The fear now, said Arcentales, is that deportation will continue despite having filed the appeal. Additionally, habeas corpus will be requested for six more immigrants who were not part of the initial hearing.
On July 11, the attorney to 15 of the detained Cubans Juan Pablo Alban announced the disappearance of the Cuban immigrants and claimed that it was possible that Ecuador may be carrying out secret deportations.
Human Rights Watch (HRW) also expressed their concern regarding Cuban deportations following reports on violations of due process.

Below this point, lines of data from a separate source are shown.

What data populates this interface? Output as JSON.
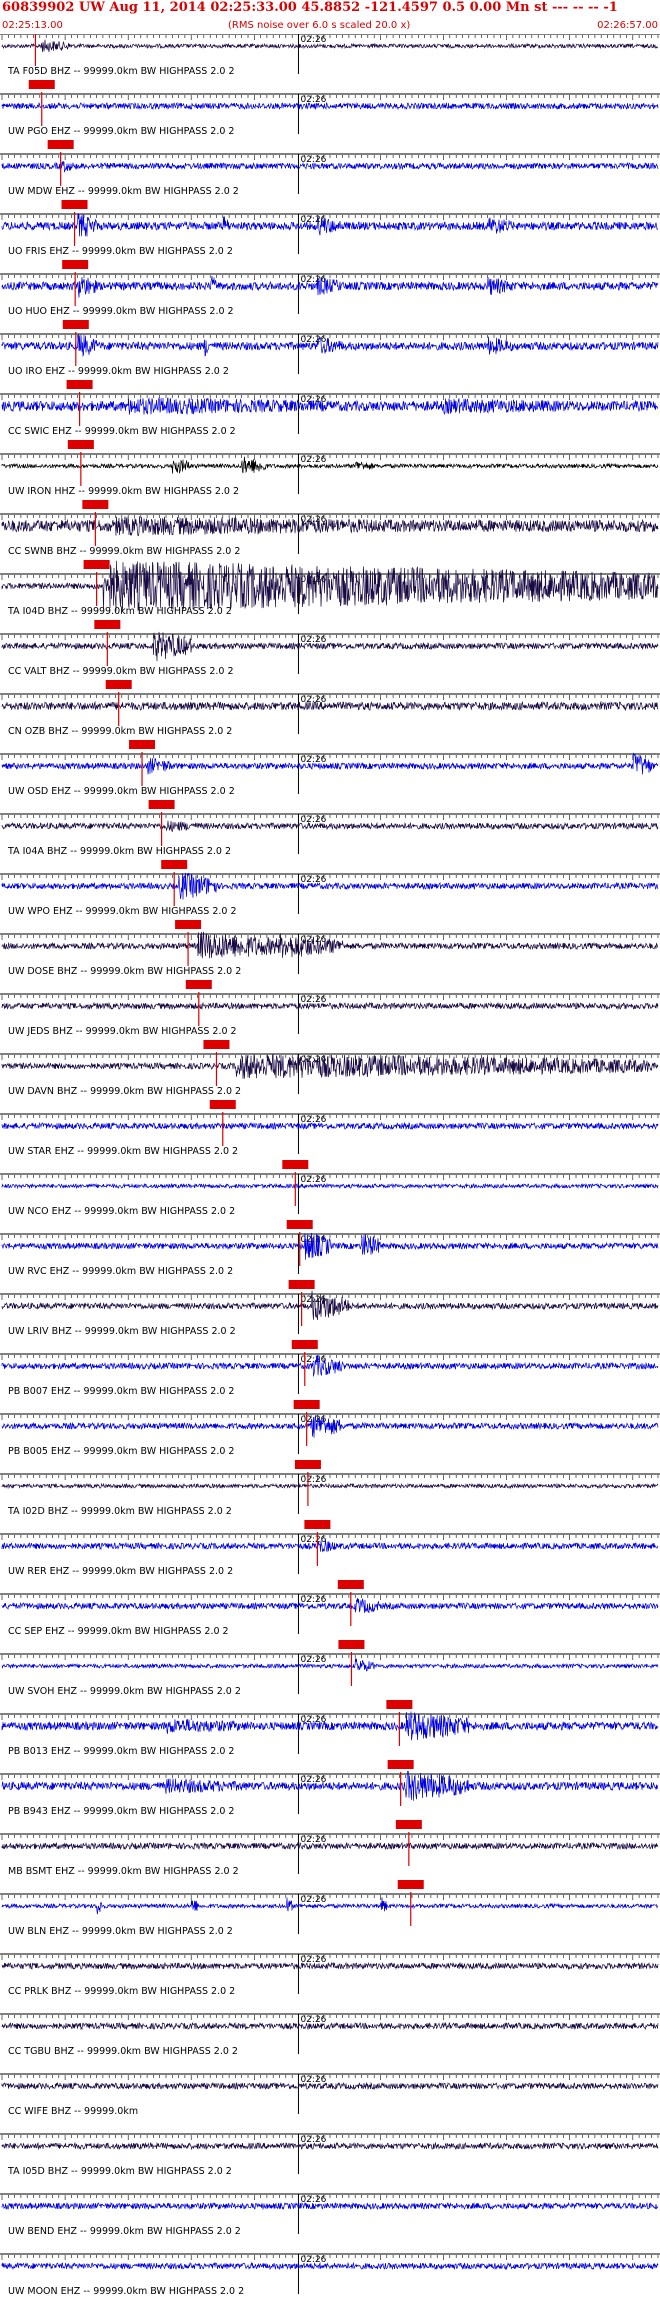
{
  "header": {
    "title": "60839902 UW Aug 11, 2014 02:25:33.00   45.8852 -121.4597  0.5 0.00 Mn st --- -- --  -1",
    "start_time": "02:25:13.00",
    "scale_note": "(RMS noise over 6.0 s scaled 20.0 x)",
    "end_time": "02:26:57.00"
  },
  "chart_data": {
    "type": "line",
    "title": "60839902 UW Aug 11, 2014 02:25:33.00   45.8852 -121.4597  0.5 0.00 Mn st --- -- --  -1",
    "x_range_seconds": [
      0,
      104
    ],
    "minute_tick_label": "02:26",
    "minute_tick_seconds": 47,
    "colors": {
      "blue": "#0000dd",
      "dark": "#1a0a44",
      "black": "#000000",
      "pick": "#dd0000"
    },
    "traces": [
      {
        "label": "TA F05D BHZ -- 99999.0km BW  HIGHPASS  2.0  2",
        "color": "dark",
        "amp": 2,
        "pick": 5.3,
        "events": [
          {
            "t": 6,
            "a": 7,
            "d": 5
          }
        ]
      },
      {
        "label": "UW PGO EHZ -- 99999.0km BW  HIGHPASS  2.0  2",
        "color": "blue",
        "amp": 3,
        "pick": 6.3,
        "events": []
      },
      {
        "label": "UW MDW EHZ -- 99999.0km BW  HIGHPASS  2.0  2",
        "color": "blue",
        "amp": 3,
        "pick": 9.3,
        "events": [
          {
            "t": 9.5,
            "a": 7,
            "d": 2
          }
        ]
      },
      {
        "label": "UO FRIS EHZ -- 99999.0km BW  HIGHPASS  2.0  2",
        "color": "blue",
        "amp": 4,
        "pick": 11.5,
        "events": [
          {
            "t": 12,
            "a": 14,
            "d": 3
          },
          {
            "t": 35,
            "a": 12,
            "d": 1
          },
          {
            "t": 50,
            "a": 10,
            "d": 4
          },
          {
            "t": 77,
            "a": 10,
            "d": 4
          }
        ]
      },
      {
        "label": "UO HUO EHZ -- 99999.0km BW  HIGHPASS  2.0  2",
        "color": "blue",
        "amp": 4,
        "pick": 11.6,
        "events": [
          {
            "t": 12,
            "a": 13,
            "d": 3
          },
          {
            "t": 33,
            "a": 12,
            "d": 1
          },
          {
            "t": 50,
            "a": 10,
            "d": 4
          },
          {
            "t": 77,
            "a": 10,
            "d": 4
          }
        ]
      },
      {
        "label": "UO IRO EHZ -- 99999.0km BW  HIGHPASS  2.0  2",
        "color": "blue",
        "amp": 4,
        "pick": 11.7,
        "events": [
          {
            "t": 12,
            "a": 13,
            "d": 3
          },
          {
            "t": 32,
            "a": 12,
            "d": 1
          },
          {
            "t": 50,
            "a": 10,
            "d": 4
          },
          {
            "t": 77,
            "a": 10,
            "d": 4
          }
        ]
      },
      {
        "label": "CC SWIC EHZ -- 99999.0km BW  HIGHPASS  2.0  2",
        "color": "blue",
        "amp": 5,
        "pick": 12.3,
        "events": [
          {
            "t": 20,
            "a": 9,
            "d": 40
          },
          {
            "t": 70,
            "a": 8,
            "d": 30
          }
        ]
      },
      {
        "label": "UW IRON HHZ -- 99999.0km BW  HIGHPASS  2.0  2",
        "color": "black",
        "amp": 2,
        "pick": 12.5,
        "events": [
          {
            "t": 27,
            "a": 9,
            "d": 3
          },
          {
            "t": 38,
            "a": 10,
            "d": 4
          },
          {
            "t": 56,
            "a": 6,
            "d": 3
          }
        ]
      },
      {
        "label": "CC SWNB BHZ -- 99999.0km BW  HIGHPASS  2.0  2",
        "color": "dark",
        "amp": 6,
        "pick": 14.8,
        "events": [
          {
            "t": 18,
            "a": 10,
            "d": 60
          }
        ]
      },
      {
        "label": "TA I04D BHZ -- 99999.0km BW  HIGHPASS  2.0  2",
        "color": "dark",
        "amp": 3,
        "pick": 15.0,
        "events": [
          {
            "t": 16,
            "a": 26,
            "d": 90
          }
        ]
      },
      {
        "label": "CC VALT BHZ -- 99999.0km BW  HIGHPASS  2.0  2",
        "color": "dark",
        "amp": 3,
        "pick": 16.7,
        "events": [
          {
            "t": 24,
            "a": 16,
            "d": 6
          }
        ]
      },
      {
        "label": "CN OZB BHZ -- 99999.0km BW  HIGHPASS  2.0  2",
        "color": "dark",
        "amp": 4,
        "pick": 18.5,
        "events": []
      },
      {
        "label": "UW OSD EHZ -- 99999.0km BW  HIGHPASS  2.0  2",
        "color": "blue",
        "amp": 3,
        "pick": 22.2,
        "events": [
          {
            "t": 23,
            "a": 9,
            "d": 4
          },
          {
            "t": 100,
            "a": 14,
            "d": 3
          }
        ]
      },
      {
        "label": "TA I04A BHZ -- 99999.0km BW  HIGHPASS  2.0  2",
        "color": "dark",
        "amp": 3,
        "pick": 25.3,
        "events": [
          {
            "t": 26,
            "a": 6,
            "d": 6
          }
        ]
      },
      {
        "label": "UW WPO EHZ -- 99999.0km BW  HIGHPASS  2.0  2",
        "color": "blue",
        "amp": 3,
        "pick": 27.3,
        "events": [
          {
            "t": 28,
            "a": 15,
            "d": 6
          }
        ]
      },
      {
        "label": "UW DOSE BHZ -- 99999.0km BW  HIGHPASS  2.0  2",
        "color": "dark",
        "amp": 3,
        "pick": 29.5,
        "events": [
          {
            "t": 31,
            "a": 15,
            "d": 14
          },
          {
            "t": 44,
            "a": 13,
            "d": 10
          }
        ]
      },
      {
        "label": "UW JEDS BHZ -- 99999.0km BW  HIGHPASS  2.0  2",
        "color": "dark",
        "amp": 3,
        "pick": 31.2,
        "events": []
      },
      {
        "label": "UW DAVN BHZ -- 99999.0km BW  HIGHPASS  2.0  2",
        "color": "dark",
        "amp": 3,
        "pick": 34.0,
        "events": [
          {
            "t": 37,
            "a": 13,
            "d": 66
          }
        ]
      },
      {
        "label": "UW STAR EHZ -- 99999.0km BW  HIGHPASS  2.0  2",
        "color": "blue",
        "amp": 3,
        "pick": 35.0,
        "events": []
      },
      {
        "label": "UW NCO EHZ -- 99999.0km BW  HIGHPASS  2.0  2",
        "color": "blue",
        "amp": 2,
        "pick": 46.5,
        "events": []
      },
      {
        "label": "UW RVC EHZ -- 99999.0km BW  HIGHPASS  2.0  2",
        "color": "blue",
        "amp": 3,
        "pick": 47.2,
        "events": [
          {
            "t": 48,
            "a": 16,
            "d": 4
          },
          {
            "t": 57,
            "a": 14,
            "d": 3
          }
        ]
      },
      {
        "label": "UW LRIV BHZ -- 99999.0km BW  HIGHPASS  2.0  2",
        "color": "dark",
        "amp": 3,
        "pick": 47.5,
        "events": [
          {
            "t": 49,
            "a": 16,
            "d": 6
          }
        ]
      },
      {
        "label": "PB B007 EHZ -- 99999.0km BW  HIGHPASS  2.0  2",
        "color": "blue",
        "amp": 3,
        "pick": 48.0,
        "events": [
          {
            "t": 49,
            "a": 12,
            "d": 5
          }
        ]
      },
      {
        "label": "PB B005 EHZ -- 99999.0km BW  HIGHPASS  2.0  2",
        "color": "blue",
        "amp": 3,
        "pick": 48.3,
        "events": [
          {
            "t": 49,
            "a": 13,
            "d": 5
          }
        ]
      },
      {
        "label": "TA I02D BHZ -- 99999.0km BW  HIGHPASS  2.0  2",
        "color": "dark",
        "amp": 2,
        "pick": 48.5,
        "events": []
      },
      {
        "label": "UW RER EHZ -- 99999.0km BW  HIGHPASS  2.0  2",
        "color": "blue",
        "amp": 3,
        "pick": 50.0,
        "events": [
          {
            "t": 50,
            "a": 8,
            "d": 3
          }
        ]
      },
      {
        "label": "CC SEP EHZ -- 99999.0km BW  HIGHPASS  2.0  2",
        "color": "blue",
        "amp": 3,
        "pick": 55.3,
        "events": [
          {
            "t": 56,
            "a": 9,
            "d": 4
          }
        ]
      },
      {
        "label": "UW SVOH EHZ -- 99999.0km BW  HIGHPASS  2.0  2",
        "color": "blue",
        "amp": 2,
        "pick": 55.4,
        "events": [
          {
            "t": 56,
            "a": 8,
            "d": 3
          }
        ]
      },
      {
        "label": "PB B013 EHZ -- 99999.0km BW  HIGHPASS  2.0  2",
        "color": "blue",
        "amp": 4,
        "pick": 63.0,
        "events": [
          {
            "t": 26,
            "a": 8,
            "d": 14
          },
          {
            "t": 64,
            "a": 16,
            "d": 10
          }
        ]
      },
      {
        "label": "PB B943 EHZ -- 99999.0km BW  HIGHPASS  2.0  2",
        "color": "blue",
        "amp": 4,
        "pick": 63.2,
        "events": [
          {
            "t": 26,
            "a": 8,
            "d": 14
          },
          {
            "t": 64,
            "a": 16,
            "d": 10
          }
        ]
      },
      {
        "label": "MB BSMT EHZ -- 99999.0km BW  HIGHPASS  2.0  2",
        "color": "dark",
        "amp": 3,
        "pick": 64.5,
        "events": []
      },
      {
        "label": "UW BLN EHZ -- 99999.0km BW  HIGHPASS  2.0  2",
        "color": "blue",
        "amp": 2,
        "pick": 64.8,
        "events": [
          {
            "t": 15,
            "a": 10,
            "d": 1
          },
          {
            "t": 30,
            "a": 10,
            "d": 1
          },
          {
            "t": 45,
            "a": 10,
            "d": 1
          },
          {
            "t": 60,
            "a": 10,
            "d": 1
          }
        ]
      },
      {
        "label": "CC PRLK BHZ -- 99999.0km BW  HIGHPASS  2.0  2",
        "color": "dark",
        "amp": 3,
        "pick": null,
        "events": []
      },
      {
        "label": "CC TGBU BHZ -- 99999.0km BW  HIGHPASS  2.0  2",
        "color": "dark",
        "amp": 3,
        "pick": null,
        "events": []
      },
      {
        "label": "CC WIFE BHZ -- 99999.0km",
        "color": "dark",
        "amp": 3,
        "pick": null,
        "events": []
      },
      {
        "label": "TA I05D BHZ -- 99999.0km BW  HIGHPASS  2.0  2",
        "color": "dark",
        "amp": 3,
        "pick": null,
        "events": []
      },
      {
        "label": "UW BEND EHZ -- 99999.0km BW  HIGHPASS  2.0  2",
        "color": "blue",
        "amp": 3,
        "pick": null,
        "events": []
      },
      {
        "label": "UW MOON EHZ -- 99999.0km BW  HIGHPASS  2.0  2",
        "color": "blue",
        "amp": 3,
        "pick": null,
        "events": []
      }
    ]
  }
}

The organization reminded the Ecuadorian government that it has the “legal obligation to abide by the basic principles of due process and judicial independence in the revision of immigration cases, particularly for those seeking refuge.”
The NGO said judges were able to deport people, including those who had asked for refuge, even though there is a habeas corpus clause in the Ecuadorian Constitution.
Source: El Comercio